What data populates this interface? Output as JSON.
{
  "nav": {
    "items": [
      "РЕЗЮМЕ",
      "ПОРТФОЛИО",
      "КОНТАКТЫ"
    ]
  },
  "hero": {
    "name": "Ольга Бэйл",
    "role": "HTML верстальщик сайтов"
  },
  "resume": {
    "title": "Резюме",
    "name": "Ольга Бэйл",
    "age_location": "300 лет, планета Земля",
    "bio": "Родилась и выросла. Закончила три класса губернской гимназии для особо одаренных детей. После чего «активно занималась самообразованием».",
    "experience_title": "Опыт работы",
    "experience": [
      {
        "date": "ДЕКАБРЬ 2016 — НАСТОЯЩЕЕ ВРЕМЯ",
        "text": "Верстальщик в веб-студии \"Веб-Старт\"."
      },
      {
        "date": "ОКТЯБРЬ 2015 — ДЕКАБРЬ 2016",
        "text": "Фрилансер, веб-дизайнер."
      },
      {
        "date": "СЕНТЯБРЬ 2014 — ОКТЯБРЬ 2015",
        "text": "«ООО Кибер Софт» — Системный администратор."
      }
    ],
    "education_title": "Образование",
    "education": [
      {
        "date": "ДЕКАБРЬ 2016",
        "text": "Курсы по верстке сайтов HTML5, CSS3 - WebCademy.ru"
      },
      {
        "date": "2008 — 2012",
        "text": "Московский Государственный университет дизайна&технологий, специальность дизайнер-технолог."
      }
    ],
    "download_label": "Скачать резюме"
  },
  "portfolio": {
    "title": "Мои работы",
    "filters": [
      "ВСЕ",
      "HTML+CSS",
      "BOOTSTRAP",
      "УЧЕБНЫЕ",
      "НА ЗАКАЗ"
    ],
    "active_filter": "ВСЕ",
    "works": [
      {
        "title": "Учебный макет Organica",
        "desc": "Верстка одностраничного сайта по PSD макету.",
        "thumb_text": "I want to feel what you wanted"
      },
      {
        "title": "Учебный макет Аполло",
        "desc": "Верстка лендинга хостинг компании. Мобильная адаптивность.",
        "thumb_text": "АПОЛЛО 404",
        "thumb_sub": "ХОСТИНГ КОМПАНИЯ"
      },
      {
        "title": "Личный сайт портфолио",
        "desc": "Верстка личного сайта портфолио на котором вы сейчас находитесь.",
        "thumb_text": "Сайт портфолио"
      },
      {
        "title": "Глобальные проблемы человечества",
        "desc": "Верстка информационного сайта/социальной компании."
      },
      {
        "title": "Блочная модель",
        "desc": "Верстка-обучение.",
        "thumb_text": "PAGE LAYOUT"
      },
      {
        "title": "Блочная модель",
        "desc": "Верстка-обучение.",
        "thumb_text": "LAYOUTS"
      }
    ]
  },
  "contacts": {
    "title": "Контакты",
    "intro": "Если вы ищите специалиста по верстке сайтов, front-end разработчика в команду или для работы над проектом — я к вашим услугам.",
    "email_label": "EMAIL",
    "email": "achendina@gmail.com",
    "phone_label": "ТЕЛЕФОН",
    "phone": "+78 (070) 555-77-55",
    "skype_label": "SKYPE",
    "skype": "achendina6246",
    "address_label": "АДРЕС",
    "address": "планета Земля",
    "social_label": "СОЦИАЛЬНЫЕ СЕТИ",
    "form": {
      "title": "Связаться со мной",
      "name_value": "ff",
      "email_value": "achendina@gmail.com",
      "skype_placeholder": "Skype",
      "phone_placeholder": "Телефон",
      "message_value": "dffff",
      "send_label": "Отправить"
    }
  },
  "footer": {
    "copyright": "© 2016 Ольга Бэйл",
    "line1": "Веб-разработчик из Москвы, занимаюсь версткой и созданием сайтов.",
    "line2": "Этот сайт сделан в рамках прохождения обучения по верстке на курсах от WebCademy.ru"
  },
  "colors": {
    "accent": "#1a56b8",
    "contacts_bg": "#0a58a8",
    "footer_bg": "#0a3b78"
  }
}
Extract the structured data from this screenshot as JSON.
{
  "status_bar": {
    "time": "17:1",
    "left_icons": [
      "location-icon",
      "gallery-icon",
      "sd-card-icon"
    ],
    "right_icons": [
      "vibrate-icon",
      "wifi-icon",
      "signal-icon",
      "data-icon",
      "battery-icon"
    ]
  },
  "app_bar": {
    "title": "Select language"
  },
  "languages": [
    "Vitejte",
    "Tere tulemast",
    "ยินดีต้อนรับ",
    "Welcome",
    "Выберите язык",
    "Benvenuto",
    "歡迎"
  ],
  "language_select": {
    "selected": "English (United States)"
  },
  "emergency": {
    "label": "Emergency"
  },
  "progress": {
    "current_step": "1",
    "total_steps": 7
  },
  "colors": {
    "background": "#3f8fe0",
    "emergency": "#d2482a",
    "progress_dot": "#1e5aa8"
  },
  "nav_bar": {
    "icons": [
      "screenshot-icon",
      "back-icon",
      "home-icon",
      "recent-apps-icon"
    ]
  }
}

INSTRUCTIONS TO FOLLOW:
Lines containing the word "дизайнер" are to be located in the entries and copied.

RESPONSE:
        "text": "Фрилансер, веб-дизайнер."
        "text": "Московский Государственный университет дизайна&технологий, специальность дизайнер-технолог."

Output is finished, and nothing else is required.